Jump to Navigation

Kansas Kaleidoscope - April/May 2004

A fun magazine for kids!

Kansas Kaleidoscope, April/May 2004

Fair, Fun, Fantastic!

Teacher Supplement for this issue

Kansas Fairs-Your Ticket to Fun & History!

Summer is coming and so are the fairs! Every year, since Kansas was only a territory, Kansans young and old have enjoyed going to the fair.

For Parents and Teachers:

Learning Kansas history doesn't have to stop when students leave school in May. A trip to the fair is a great way to experience Kansas' agricultural heritage. Once the principle occupation of Kansans, today's technological advances have resulted in bigger farms and fewer farmers. Fairs provide "city kids" an opportunity to encounter and appreciate farm fundamentals while enjoying the sites and thrills of a carnival. Find the dates for your county's fair by visiting the Kansas State Fair website at www.kansasstatefair.com. The state fair in Hutchinson will be held from September 10 - 19, 2004.


Fair foodYoungsters in 1950 liked cotton candy at the fair as much as we do today. Originally called fairy floss, cotton candy was invented in the U.S. and first patented in 1899.


After long, hot hours gathering the summer harvest, farm families looked forward to fall and the fair. September and October was county fair time in Kansas in the late 1800s. With cooler weather and the hardest work done, farmers could show off their best produce and relax with friends.


Every fair proudly exhibits the best of harvest. The fruits, vegetables, and grains are often arranged in artful displays like this one at the state fair.

Kids Show What They Know & Grow!

Fairs showed that farming wasn't just for grown-ups. In the late 1890s and into the early 1900s, 4-H programs began throughout the country. They were developed to teach young people about agriculture.

Cowley County Fair posterA Fair Competition

Contests provided friendly competition and entertainment. They were good chances for neighbors to show off certain farm skills.


Jerry Wohletz of Lawrence has entered 4-H projects at the fair since he was nine years old. "It's fun being judged, and the fair is lots of fun. I enjoy the competition!" he said.


Quiz kids about their favorite part of the fair and you'll probably hear, "The rides!" About 350 million Americans visit a carnival each year. That makes these rides among the most popular forms of family entertainment.

Reinventing the Wheel

The tallest ride on the midway (the area where fair rides and games are found) is usually the Ferris wheel. This fair favorite is named for George Ferris, its inventor.

Coast and Roll!

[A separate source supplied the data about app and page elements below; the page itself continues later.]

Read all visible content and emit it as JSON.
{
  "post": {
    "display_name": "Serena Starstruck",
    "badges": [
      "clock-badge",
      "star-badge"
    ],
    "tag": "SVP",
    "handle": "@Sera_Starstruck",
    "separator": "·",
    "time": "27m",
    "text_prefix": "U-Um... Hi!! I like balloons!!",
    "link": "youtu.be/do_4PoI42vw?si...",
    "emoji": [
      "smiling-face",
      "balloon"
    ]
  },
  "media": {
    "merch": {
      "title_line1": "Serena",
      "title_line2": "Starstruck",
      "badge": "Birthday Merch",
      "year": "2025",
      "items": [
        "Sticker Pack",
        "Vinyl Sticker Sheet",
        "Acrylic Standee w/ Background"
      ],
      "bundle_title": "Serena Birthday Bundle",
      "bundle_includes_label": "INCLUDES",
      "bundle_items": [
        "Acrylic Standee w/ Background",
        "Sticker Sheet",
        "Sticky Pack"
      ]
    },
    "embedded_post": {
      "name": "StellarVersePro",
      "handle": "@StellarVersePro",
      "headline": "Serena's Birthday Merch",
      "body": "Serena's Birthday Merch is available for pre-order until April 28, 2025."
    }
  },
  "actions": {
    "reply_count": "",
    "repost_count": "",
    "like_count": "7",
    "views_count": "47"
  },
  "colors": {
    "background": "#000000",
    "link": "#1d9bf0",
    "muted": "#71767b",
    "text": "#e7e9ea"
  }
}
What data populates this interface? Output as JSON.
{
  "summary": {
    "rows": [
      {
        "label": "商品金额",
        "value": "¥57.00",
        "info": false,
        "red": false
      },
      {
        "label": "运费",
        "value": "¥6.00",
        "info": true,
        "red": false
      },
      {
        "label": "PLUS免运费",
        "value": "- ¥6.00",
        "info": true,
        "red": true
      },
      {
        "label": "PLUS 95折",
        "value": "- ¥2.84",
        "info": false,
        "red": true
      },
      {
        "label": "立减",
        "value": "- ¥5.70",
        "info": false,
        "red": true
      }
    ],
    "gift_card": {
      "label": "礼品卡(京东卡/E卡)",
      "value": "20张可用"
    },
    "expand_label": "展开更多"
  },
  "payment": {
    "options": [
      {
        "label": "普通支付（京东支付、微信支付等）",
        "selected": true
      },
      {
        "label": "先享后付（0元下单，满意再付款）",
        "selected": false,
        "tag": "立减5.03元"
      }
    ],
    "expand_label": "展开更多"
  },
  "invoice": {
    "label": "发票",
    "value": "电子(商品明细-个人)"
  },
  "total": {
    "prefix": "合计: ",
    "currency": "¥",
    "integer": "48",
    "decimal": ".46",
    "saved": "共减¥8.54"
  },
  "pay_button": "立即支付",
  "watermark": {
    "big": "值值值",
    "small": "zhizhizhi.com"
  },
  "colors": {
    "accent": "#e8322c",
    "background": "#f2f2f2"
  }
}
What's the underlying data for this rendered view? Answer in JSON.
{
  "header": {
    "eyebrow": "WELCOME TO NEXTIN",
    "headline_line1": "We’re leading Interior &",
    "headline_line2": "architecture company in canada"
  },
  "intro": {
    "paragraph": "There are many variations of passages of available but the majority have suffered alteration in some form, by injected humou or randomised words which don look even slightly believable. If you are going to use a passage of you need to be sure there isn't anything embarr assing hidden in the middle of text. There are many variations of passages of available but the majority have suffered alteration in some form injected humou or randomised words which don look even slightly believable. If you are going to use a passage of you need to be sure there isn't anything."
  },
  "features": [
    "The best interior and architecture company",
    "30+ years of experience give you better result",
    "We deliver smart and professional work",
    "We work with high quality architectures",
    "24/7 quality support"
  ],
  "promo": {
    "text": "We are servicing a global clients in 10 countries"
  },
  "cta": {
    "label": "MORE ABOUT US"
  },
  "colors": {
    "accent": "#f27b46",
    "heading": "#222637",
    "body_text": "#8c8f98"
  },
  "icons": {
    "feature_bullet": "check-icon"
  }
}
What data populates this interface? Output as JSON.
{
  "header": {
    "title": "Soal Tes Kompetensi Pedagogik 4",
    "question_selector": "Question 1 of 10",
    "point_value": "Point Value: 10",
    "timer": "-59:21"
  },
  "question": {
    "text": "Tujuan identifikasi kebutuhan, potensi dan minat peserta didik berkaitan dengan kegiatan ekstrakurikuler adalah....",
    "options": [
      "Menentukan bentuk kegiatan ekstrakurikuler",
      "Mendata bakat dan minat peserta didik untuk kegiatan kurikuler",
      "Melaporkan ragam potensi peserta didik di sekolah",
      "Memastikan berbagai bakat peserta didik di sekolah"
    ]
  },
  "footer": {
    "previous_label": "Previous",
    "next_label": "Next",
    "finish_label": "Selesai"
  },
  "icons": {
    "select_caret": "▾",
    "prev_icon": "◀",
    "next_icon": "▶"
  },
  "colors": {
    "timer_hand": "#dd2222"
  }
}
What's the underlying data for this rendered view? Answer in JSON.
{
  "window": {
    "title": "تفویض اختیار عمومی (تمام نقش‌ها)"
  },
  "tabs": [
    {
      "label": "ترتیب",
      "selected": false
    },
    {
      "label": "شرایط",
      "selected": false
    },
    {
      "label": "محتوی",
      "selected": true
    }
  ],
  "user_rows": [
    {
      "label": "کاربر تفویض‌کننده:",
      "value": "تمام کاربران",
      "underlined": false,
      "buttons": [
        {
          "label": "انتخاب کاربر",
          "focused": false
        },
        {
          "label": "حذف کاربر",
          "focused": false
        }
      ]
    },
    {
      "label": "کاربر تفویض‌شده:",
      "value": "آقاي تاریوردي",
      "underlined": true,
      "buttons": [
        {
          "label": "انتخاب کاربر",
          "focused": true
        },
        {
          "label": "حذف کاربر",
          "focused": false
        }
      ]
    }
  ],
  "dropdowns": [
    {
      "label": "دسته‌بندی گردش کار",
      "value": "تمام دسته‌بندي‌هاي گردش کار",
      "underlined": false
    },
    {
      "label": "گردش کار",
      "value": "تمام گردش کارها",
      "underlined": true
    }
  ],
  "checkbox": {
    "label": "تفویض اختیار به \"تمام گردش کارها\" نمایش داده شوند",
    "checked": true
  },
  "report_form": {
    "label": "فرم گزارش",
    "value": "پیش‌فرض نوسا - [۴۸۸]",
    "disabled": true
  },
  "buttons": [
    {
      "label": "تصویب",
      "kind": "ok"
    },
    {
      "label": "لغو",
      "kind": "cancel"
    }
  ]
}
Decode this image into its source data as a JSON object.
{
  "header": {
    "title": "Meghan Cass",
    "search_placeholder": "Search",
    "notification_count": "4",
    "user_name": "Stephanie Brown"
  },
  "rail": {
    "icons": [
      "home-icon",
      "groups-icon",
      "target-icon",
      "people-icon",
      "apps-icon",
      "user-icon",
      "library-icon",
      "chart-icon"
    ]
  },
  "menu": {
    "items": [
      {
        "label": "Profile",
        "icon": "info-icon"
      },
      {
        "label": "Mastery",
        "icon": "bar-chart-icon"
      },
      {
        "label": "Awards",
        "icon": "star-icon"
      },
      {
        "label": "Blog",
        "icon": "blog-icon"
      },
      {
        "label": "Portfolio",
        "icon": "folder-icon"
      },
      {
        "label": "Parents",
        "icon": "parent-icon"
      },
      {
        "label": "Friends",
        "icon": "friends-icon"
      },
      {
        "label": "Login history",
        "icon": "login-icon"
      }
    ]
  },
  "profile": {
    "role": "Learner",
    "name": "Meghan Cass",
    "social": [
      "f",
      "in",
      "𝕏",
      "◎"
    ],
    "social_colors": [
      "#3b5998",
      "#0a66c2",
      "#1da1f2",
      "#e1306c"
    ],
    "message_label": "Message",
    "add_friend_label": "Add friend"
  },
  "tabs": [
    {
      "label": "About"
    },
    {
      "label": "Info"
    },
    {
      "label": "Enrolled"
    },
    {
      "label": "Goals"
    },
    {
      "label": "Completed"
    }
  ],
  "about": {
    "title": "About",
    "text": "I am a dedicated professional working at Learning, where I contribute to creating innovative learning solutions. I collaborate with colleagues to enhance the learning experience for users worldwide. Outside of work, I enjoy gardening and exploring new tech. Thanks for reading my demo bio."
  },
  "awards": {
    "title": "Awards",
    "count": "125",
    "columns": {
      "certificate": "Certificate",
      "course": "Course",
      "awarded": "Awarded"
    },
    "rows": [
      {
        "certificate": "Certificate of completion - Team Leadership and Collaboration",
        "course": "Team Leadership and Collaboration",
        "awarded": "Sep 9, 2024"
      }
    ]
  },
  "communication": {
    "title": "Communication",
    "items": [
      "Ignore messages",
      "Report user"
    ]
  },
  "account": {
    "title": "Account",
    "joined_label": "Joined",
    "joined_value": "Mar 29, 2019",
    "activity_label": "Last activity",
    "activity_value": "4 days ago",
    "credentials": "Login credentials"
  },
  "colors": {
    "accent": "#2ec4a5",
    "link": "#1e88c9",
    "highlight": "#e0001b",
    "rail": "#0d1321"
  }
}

The first roller coaster in the U.S. opened at Coney Island, New York, in the summer of 1884. Built by L.A. Thompson, the ride was patented as a "Roller Coasting Structure" in 1885.

Going For a Spin

Europeans invented the carousel, but the ride became popular in America in the 1900s. A carousel ride in Hutchinson fascinated farmer Charles Brodbeck in 1901.


Nearly 500 carnivals travel around the United States every year. Most are family-owned businesses. Some have been in the same family for two or three generations. Families travel together during carnival season, from early April to late October.


Fair carnival gamesAlong with the thrill of fast rides, carnivals brought games of risk and chance. Dazzling prizes tempted people to play-even during times when money was scarce. For pocket change, a boy might pitch a winning throw and knock over a tower of milk bottles.

Glass With Class

Carnival glass is an expensive collectors' item today but 70 years ago, it cost only pennies! Carnivals offered these glass dishes as prizes during the Great Depression. This was a time during the 1930s when farming was poor, jobs were hard to find, and people didn't have much money.


As if the farm exhibits, contests, rides, and games weren't enough excitement, Kansas fairs included live shows. County fairgrounds often had racetracks or arenas with stages.

September in Hutchinson-ALL'S FAIR!

In 1903, the state legislature chose Hutchinson as the site of the Kansas State Fair. Before then, other towns had hosted statewide fairs including Leavenworth, Lawrence, Fort Scott, and Topeka.

In This Issue:

  • Timeline
  • Kaleidoscope Challenge
  • History Lab
  • Visit History
  • Word Search: East-to-Eat Treats
  • Book Nook
  • Bee a Winner!


Teacher Supplement